Commercial airline accidents can have serious consequences for those involved in them. These consequences can be fatal, but not always. In some cases, serious physical injury can result, or even simply severe emotional and mental trauma.
An example of this is a lawsuit filed by a group of 18 American Airlines passengers who are suing over an engine fire that occurred last month before their plane left Chicago. It isn’t clear exactly what caused the engine fire—the incident is currently under federal investigation—but the passengers are seeking compensation for injuries they suffered.
Nobody was seriously physically harmed in the fire, but the plaintiffs are seeking damages for mental suffering and trauma resulting from the panic the incident induced. The attorney who is handling the case says that passengers aboard the burning plane were terrified, and scrambled chaotically to escape for fear that there might be an explosion before they were able to get out of the plane. They accuse the airline of not doing enough to prevent such panic from arising.
Specifically, the passengers accuse American Airlines of failing to train flight attendants to provide adequate instruction to passengers, for failing to deploy all emergency evacuation slides and for improperly deploying one slide.
It remains to be seen how this case will shake out, but it is important to note that economic damages are not the only important type of damages for those involved in commercial airlines accidents.
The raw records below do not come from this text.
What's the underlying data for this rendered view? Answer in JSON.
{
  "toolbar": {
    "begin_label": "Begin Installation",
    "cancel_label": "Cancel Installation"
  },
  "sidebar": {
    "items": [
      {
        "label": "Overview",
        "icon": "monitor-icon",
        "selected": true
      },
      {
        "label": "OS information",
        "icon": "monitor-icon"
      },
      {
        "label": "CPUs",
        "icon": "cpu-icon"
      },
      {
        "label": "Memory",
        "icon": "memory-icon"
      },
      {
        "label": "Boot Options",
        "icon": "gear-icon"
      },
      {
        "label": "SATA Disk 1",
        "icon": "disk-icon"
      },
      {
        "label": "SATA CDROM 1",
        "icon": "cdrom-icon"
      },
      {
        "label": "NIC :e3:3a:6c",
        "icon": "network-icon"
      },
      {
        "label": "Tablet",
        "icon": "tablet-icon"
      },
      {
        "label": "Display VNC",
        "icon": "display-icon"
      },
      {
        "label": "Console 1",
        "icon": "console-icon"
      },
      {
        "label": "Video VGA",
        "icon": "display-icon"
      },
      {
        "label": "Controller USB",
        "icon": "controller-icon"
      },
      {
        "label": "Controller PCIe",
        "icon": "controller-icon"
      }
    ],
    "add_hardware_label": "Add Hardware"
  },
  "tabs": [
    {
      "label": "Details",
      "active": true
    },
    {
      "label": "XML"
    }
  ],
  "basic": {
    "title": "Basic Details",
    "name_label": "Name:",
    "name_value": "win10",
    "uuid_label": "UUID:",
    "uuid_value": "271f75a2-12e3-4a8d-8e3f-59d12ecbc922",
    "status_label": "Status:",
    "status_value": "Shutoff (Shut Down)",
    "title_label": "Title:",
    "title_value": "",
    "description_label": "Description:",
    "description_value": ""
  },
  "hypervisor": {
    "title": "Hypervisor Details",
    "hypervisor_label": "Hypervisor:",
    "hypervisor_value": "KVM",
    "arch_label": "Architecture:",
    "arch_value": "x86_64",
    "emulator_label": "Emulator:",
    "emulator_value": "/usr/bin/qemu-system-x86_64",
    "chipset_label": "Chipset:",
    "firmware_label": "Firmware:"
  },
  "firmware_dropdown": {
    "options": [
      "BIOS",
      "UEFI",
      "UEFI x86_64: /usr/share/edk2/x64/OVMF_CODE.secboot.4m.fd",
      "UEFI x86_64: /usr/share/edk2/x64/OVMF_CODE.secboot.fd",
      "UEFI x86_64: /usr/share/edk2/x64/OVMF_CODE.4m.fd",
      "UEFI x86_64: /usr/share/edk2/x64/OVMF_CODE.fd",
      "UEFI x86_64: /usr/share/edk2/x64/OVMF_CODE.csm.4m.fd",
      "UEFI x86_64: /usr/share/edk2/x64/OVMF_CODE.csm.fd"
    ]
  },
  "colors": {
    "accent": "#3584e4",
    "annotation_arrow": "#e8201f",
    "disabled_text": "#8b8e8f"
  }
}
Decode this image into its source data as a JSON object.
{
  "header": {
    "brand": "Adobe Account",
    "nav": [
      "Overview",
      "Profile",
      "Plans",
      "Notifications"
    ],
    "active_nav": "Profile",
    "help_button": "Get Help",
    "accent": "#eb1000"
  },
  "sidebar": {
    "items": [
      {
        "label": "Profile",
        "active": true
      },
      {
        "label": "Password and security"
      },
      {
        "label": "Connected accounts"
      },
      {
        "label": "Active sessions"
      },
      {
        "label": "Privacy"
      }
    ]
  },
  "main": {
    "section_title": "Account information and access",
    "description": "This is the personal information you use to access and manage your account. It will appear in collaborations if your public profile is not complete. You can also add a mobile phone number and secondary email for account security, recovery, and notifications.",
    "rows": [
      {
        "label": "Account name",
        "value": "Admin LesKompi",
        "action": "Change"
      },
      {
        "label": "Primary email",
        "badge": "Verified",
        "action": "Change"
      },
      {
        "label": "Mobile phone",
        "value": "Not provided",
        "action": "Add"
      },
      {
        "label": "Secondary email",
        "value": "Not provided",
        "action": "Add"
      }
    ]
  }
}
Certainly, economic damages such as medical costs, lost wages, and decreased earning capacity are important for an injured airline passenger to seek out, but noneconomic damages can be equally and even more important, depending on the circumstances of the case.
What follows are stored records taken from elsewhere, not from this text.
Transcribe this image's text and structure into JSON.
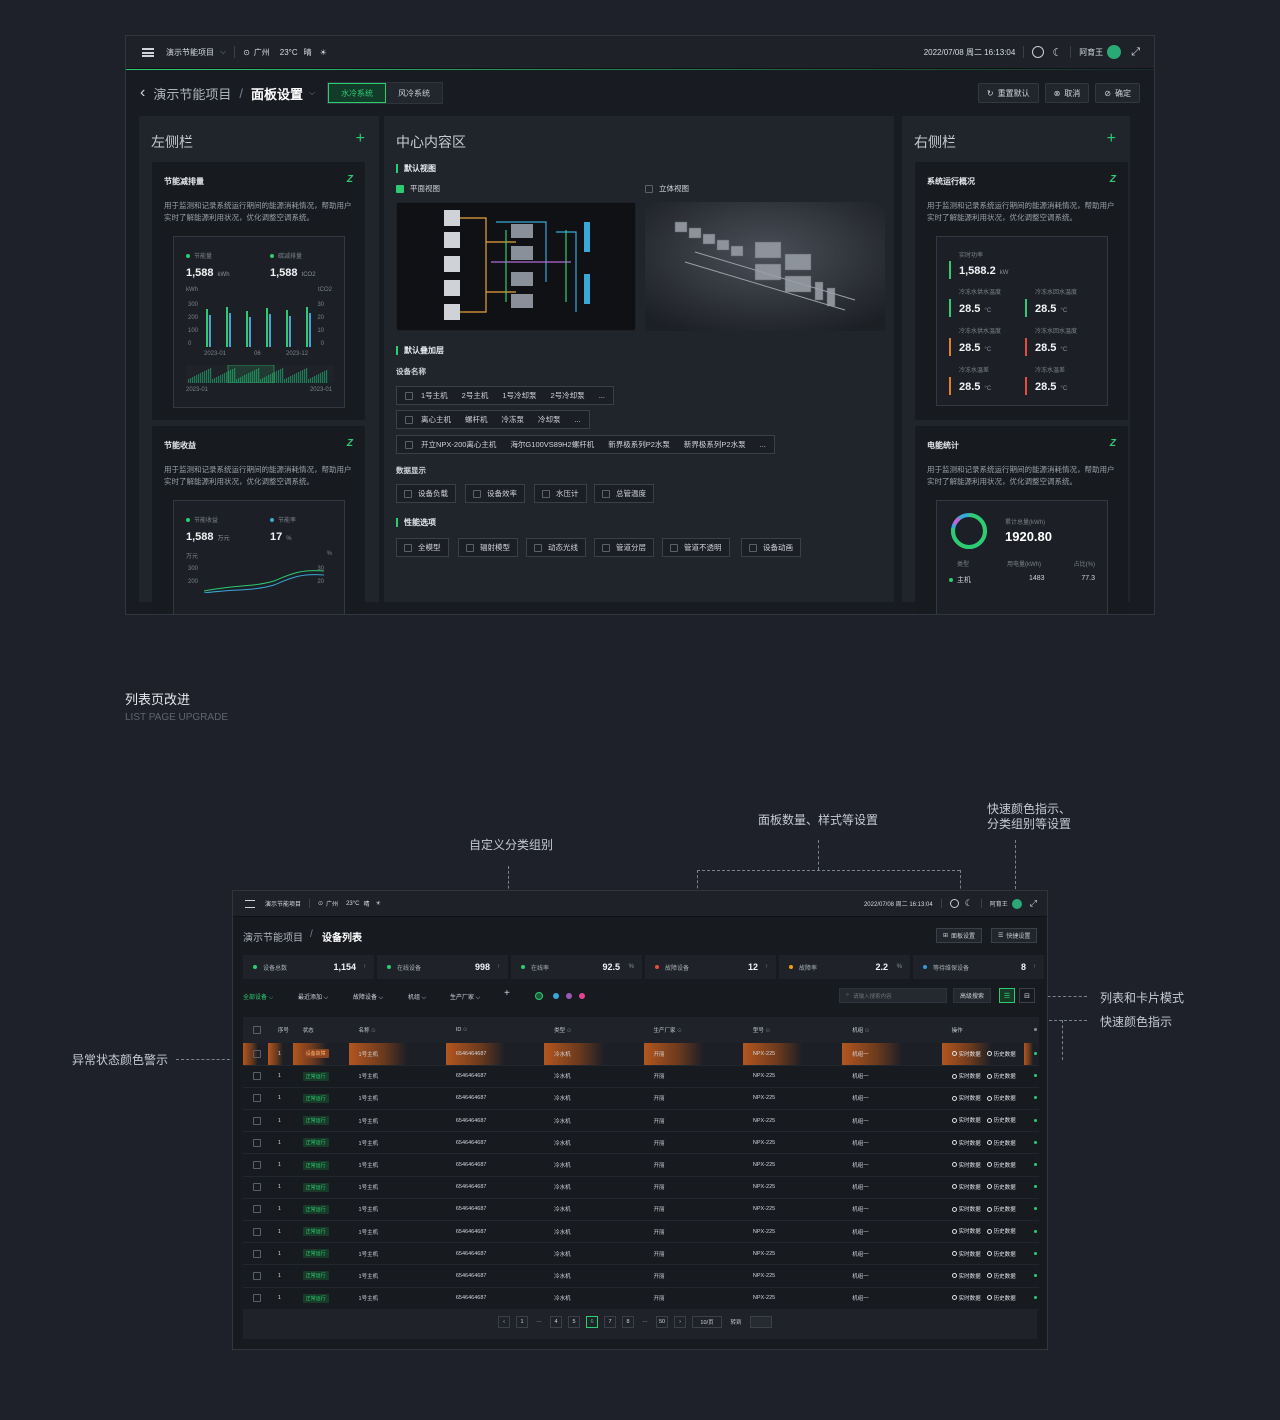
{
  "screen1": {
    "topbar": {
      "project": "演示节能项目",
      "city": "广州",
      "temp": "23°C",
      "weather": "晴",
      "datetime": "2022/07/08  周二  16:13:04",
      "user": "阿育王"
    },
    "header": {
      "breadcrumb_root": "演示节能项目",
      "title": "面板设置",
      "tabs": [
        "水冷系统",
        "风冷系统"
      ],
      "reset": "重置默认",
      "cancel": "取消",
      "confirm": "确定"
    },
    "left": {
      "title": "左侧栏",
      "card1": {
        "title": "节能减排量",
        "desc": "用于监测和记录系统运行期间的能源消耗情况，帮助用户实时了解能源利用状况，优化调整空调系统。",
        "m1_label": "节能量",
        "m1_value": "1,588",
        "m1_unit": "kWh",
        "m2_label": "碳减排量",
        "m2_value": "1,588",
        "m2_unit": "tCO2",
        "yl": "kWh",
        "yr": "tCO2",
        "yticks": [
          "300",
          "200",
          "100",
          "0"
        ],
        "yticks_r": [
          "30",
          "20",
          "10",
          "0"
        ],
        "x_labels": [
          "2023-01",
          "06",
          "2023-12"
        ],
        "range": [
          "2023-01",
          "2023-01"
        ]
      },
      "card2": {
        "title": "节能收益",
        "desc": "用于监测和记录系统运行期间的能源消耗情况，帮助用户实时了解能源利用状况，优化调整空调系统。",
        "m1_label": "节能收益",
        "m1_value": "1,588",
        "m1_unit": "万元",
        "m2_label": "节能率",
        "m2_value": "17",
        "m2_unit": "%",
        "yl": "万元",
        "yr": "%",
        "yticks": [
          "300",
          "200"
        ],
        "yticks_r": [
          "30",
          "20"
        ]
      }
    },
    "center": {
      "title": "中心内容区",
      "view_title": "默认视图",
      "view1": "平面视图",
      "view2": "立体视图",
      "layer_title": "默认叠加层",
      "device_label": "设备名称",
      "devices_row1": [
        "1号主机",
        "2号主机",
        "1号冷却泵",
        "2号冷却泵",
        "..."
      ],
      "devices_row2": [
        "离心主机",
        "螺杆机",
        "冷冻泵",
        "冷却泵",
        "..."
      ],
      "devices_row3": [
        "开立NPX-200离心主机",
        "海尔G100VS89H2螺杆机",
        "新界极系列P2水泵",
        "新界极系列P2水泵",
        "..."
      ],
      "data_label": "数据显示",
      "data_opts": [
        "设备负载",
        "设备效率",
        "水压计",
        "总管温度"
      ],
      "perf_title": "性能选项",
      "perf_opts": [
        "全模型",
        "辐射模型",
        "动态光线",
        "管道分层",
        "管道不透明",
        "设备动画"
      ]
    },
    "right": {
      "title": "右侧栏",
      "card1": {
        "title": "系统运行概况",
        "desc": "用于监测和记录系统运行期间的能源消耗情况，帮助用户实时了解能源利用状况，优化调整空调系统。",
        "power_label": "实时功率",
        "power_value": "1,588.2",
        "power_unit": "kW",
        "items": [
          {
            "label": "冷冻水供水温度",
            "value": "28.5",
            "unit": "°C"
          },
          {
            "label": "冷冻水回水温度",
            "value": "28.5",
            "unit": "°C"
          },
          {
            "label": "冷冻水供水温度",
            "value": "28.5",
            "unit": "°C"
          },
          {
            "label": "冷冻水回水温度",
            "value": "28.5",
            "unit": "°C"
          },
          {
            "label": "冷冻水温差",
            "value": "28.5",
            "unit": "°C"
          },
          {
            "label": "冷冻水温差",
            "value": "28.5",
            "unit": "°C"
          }
        ]
      },
      "card2": {
        "title": "电能统计",
        "desc": "用于监测和记录系统运行期间的能源消耗情况，帮助用户实时了解能源利用状况，优化调整空调系统。",
        "total_label": "累计总量(kWh)",
        "total_value": "1920.80",
        "col1": "类型",
        "col2": "用电量(kWh)",
        "col3": "占比(%)",
        "row_type": "主机",
        "row_value": "1483",
        "row_pct": "77.3"
      }
    }
  },
  "section": {
    "title": "列表页改进",
    "subtitle": "LIST PAGE UPGRADE"
  },
  "annotations": {
    "a1": "自定义分类组别",
    "a2": "面板数量、样式等设置",
    "a3": "快速颜色指示、",
    "a3b": "分类组别等设置",
    "a4": "列表和卡片模式",
    "a5": "快速颜色指示",
    "a6": "异常状态颜色警示"
  },
  "screen2": {
    "topbar": {
      "project": "演示节能项目",
      "city": "广州",
      "temp": "23°C",
      "weather": "晴",
      "datetime": "2022/07/08  周二  16:13:04",
      "user": "阿育王"
    },
    "header": {
      "root": "演示节能项目",
      "title": "设备列表",
      "panel_btn": "面板设置",
      "quick_btn": "快捷设置"
    },
    "stats": [
      {
        "label": "设备总数",
        "value": "1,154",
        "color": "#2ecc71"
      },
      {
        "label": "在线设备",
        "value": "998",
        "color": "#2ecc71"
      },
      {
        "label": "在线率",
        "value": "92.5",
        "unit": "%",
        "color": "#2ecc71"
      },
      {
        "label": "故障设备",
        "value": "12",
        "color": "#e74c3c"
      },
      {
        "label": "故障率",
        "value": "2.2",
        "unit": "%",
        "color": "#f39c12"
      },
      {
        "label": "等待维保设备",
        "value": "8",
        "color": "#3498db"
      }
    ],
    "filters": [
      "全部设备",
      "最近添加",
      "故障设备",
      "机组",
      "生产厂家"
    ],
    "search_placeholder": "请输入搜索内容",
    "adv_search": "高级搜索",
    "columns": [
      "序号",
      "状态",
      "名称",
      "ID",
      "类型",
      "生产厂家",
      "型号",
      "机组",
      "操作"
    ],
    "row": {
      "idx": "1",
      "status_ok": "正常运行",
      "status_bad": "设备故障",
      "name": "1号主机",
      "id": "6546464687",
      "type": "冷水机",
      "maker": "开丽",
      "model": "NPX-225",
      "group": "机组一",
      "op1": "实时数据",
      "op2": "历史数据"
    },
    "pager": {
      "pages": [
        "1",
        "4",
        "5",
        "6",
        "7",
        "8",
        "50"
      ],
      "current": "6",
      "size": "10/页",
      "goto": "转到"
    }
  }
}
Those who are injured in an airline accident should, of course, always work with an experienced attorney to ensure they have the best possible advocacy and the best opportunity to seek compensation for their injuries.